We are a couple of months into Builder’s 3.28 development. We have fewer big ticket features scheduled this cycle when compared to 3.26. However that is replaced by a multitude of smaller features and details. Let’s take a look at some of what has been done already.
Early in the cycle we merged a feature upstream in
flatpak-builder to emit escape sequences to set the terminal title as we progress through the build pipeline. Users of jhbuild are probably familiar with this type of thing as it does something similar. We can now consume this information from Builder to show more detailed progress about your Flatpak as it builds.
With yesterdays Flatpak 0.10.1 release, we got a feature we needed to access
/usr/include of the host from a Flatpak. This means Builder can more easily develop against your host platform when using Builder from flatpak. It’s not a common request, but one we can support now.
Also yesterday, was the release of flatpak-builder 0.10.5. It has a new feature allowing us to specify
--state-dir. If we detect a new enough flatpak-builder, we’ll use this to share dependency checkouts among various projects. When combined with shallow clones, I expect this to help reduce downloads for people who contribute to multiple projects.
We now depend on
libvte directly from
libide. This allows us to use a pseudo-terminal (PTY) in the build pipeline and show a terminal for the build output. This is both faster than our previous
GtkTextView implementation and also adds support for colors and fixed scroll-back. If you have something other than a subprocess generating a build logs, we merge those into the terminal too!
As seen previously, we have a simpler process for newcomers wanting to explore an existing GNOME project. Just click on the icon and hit run!
By increasing our guarantees of thread-safety, we were able to speed up our scanning for todo items. We also fixed a few bugs along the way.
Improved Editor Search
Our editor search is some of the trickiest code in Builder. This is because we have to try to emulate various systems such as Vim. We refactored quite a bit of it to make it more resilient and handle all those tricky corner cases better.
More Code Indexers
Patrick contributed a GJS code indexer which can make it easier to jump around to classes and functions in your GJS-based project. I did the same for Vala. If you’re part of either of these language communities, we could really use your help improving our support for them.
As seen previously, the editor gained three-finger-swipe support to move editor panels left or right. You need Wayland for this feature for proper three-finger-swipe support for the lower layers of the stack.
Improved Meson and CMake Integration
Both the Meson and CMake build system plugins have been ported to C to get some type safety on our side. The architecture was also changed a bit to make it easier to extract compiler flags without needlessly advancing the build pipeline.
The basics of unit testing have landed.
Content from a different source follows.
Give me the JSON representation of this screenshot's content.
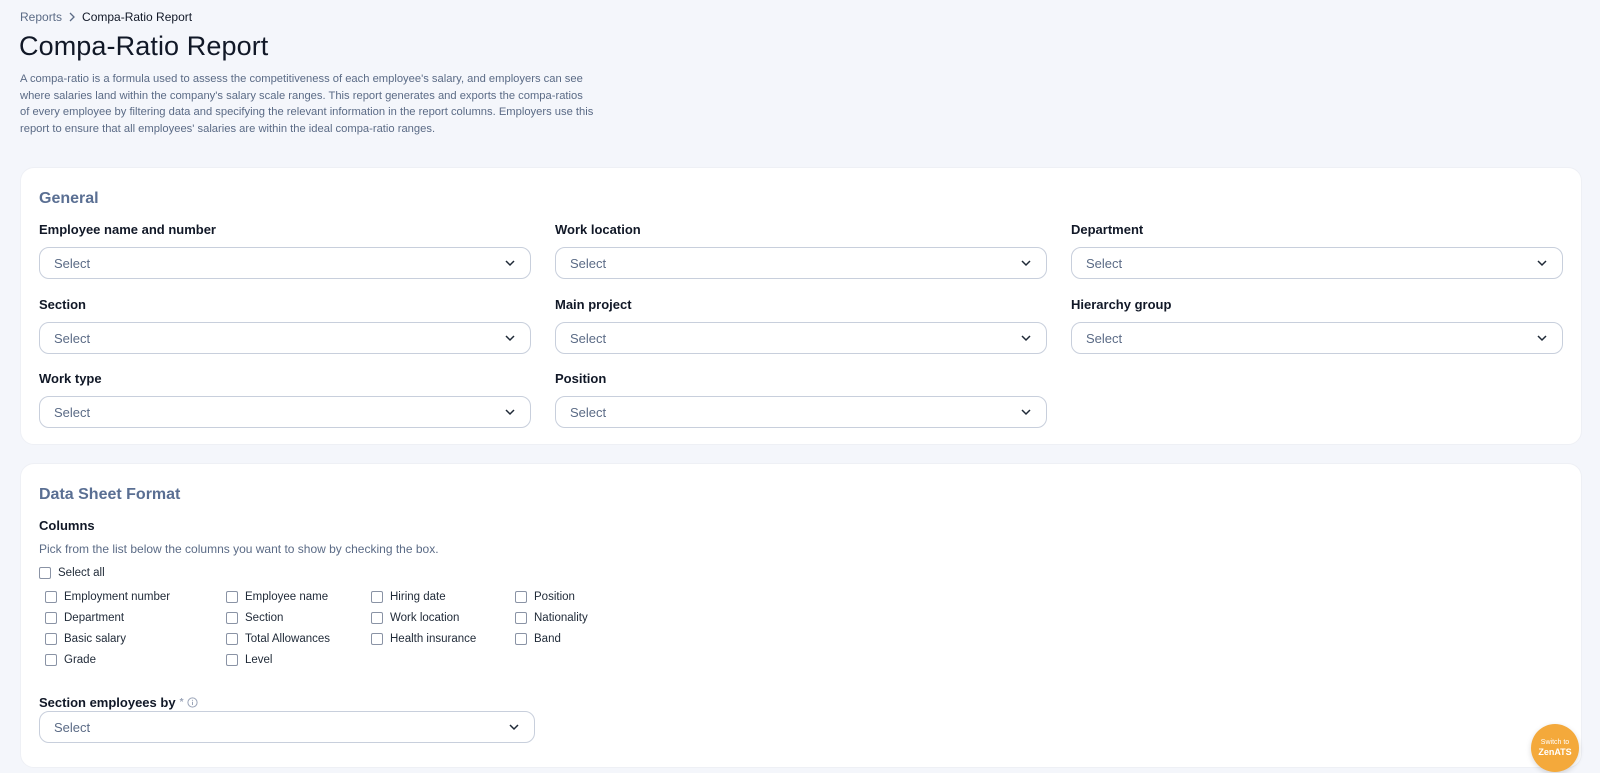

We still have lots to do here before 3.28 like running under gdb and getting failure logs.
The find-other-file plugin was improved to support using the global search to list alternate files. This can be handy when switching between source, headers, and ui files.
Compile Commands Database
Builder now has a helper for
compile_commands.json style files made popular by Clang. This can simplify the implementation of
CFLAGS extraction by build systems that support it.
Build Target Providers
Creating and IDE that natively supports such a wide variety of project types and packaging technologies can be quite a challenge. There is often no clear abstraction for where a piece of information should be extracted. For example, does the build system know about installed build targets and how to run them? Is it the packaging technology, or a .desktop file? How about when containers are used?
This harsh reality means that sometimes we need to be very specific about our extension points. The new build target provider allows various system components to give us information about build artifacts. This has made it easier to run applications even when the build system has limited support. Long story short, if you use flatpak, things should mostly Just Work™, even when you use less well supported build systems like CMake.